Stored items:
++++++++++
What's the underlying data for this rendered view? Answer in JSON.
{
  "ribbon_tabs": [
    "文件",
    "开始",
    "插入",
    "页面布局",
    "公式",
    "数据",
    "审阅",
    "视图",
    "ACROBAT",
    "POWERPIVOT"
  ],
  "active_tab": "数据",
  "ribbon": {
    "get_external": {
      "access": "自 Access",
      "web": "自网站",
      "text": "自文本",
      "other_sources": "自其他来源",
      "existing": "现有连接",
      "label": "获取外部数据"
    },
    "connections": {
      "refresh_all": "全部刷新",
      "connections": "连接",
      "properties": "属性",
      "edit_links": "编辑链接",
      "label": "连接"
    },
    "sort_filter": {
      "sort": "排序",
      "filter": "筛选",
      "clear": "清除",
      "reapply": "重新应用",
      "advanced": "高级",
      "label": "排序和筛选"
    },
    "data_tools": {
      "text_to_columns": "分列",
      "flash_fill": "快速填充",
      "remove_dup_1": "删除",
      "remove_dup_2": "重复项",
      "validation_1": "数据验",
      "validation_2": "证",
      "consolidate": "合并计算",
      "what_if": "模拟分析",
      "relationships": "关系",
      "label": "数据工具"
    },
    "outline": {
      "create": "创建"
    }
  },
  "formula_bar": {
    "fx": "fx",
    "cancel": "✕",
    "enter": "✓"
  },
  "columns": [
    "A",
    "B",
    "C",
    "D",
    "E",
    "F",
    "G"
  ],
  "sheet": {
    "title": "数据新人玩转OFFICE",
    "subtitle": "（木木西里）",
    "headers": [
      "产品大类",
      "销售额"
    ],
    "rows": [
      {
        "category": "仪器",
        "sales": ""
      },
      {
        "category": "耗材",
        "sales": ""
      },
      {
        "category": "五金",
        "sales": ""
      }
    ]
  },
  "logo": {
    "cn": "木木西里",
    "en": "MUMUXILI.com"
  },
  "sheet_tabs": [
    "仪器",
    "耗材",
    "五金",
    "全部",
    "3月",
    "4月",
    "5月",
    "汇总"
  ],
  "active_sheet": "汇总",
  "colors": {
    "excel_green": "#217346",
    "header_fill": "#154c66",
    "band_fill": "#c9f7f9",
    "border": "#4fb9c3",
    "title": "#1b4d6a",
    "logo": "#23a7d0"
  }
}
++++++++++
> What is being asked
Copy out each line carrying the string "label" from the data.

> Solution to this task
      "label": "获取外部数据"
      "label": "连接"
      "label": "排序和筛选"
      "label": "数据工具"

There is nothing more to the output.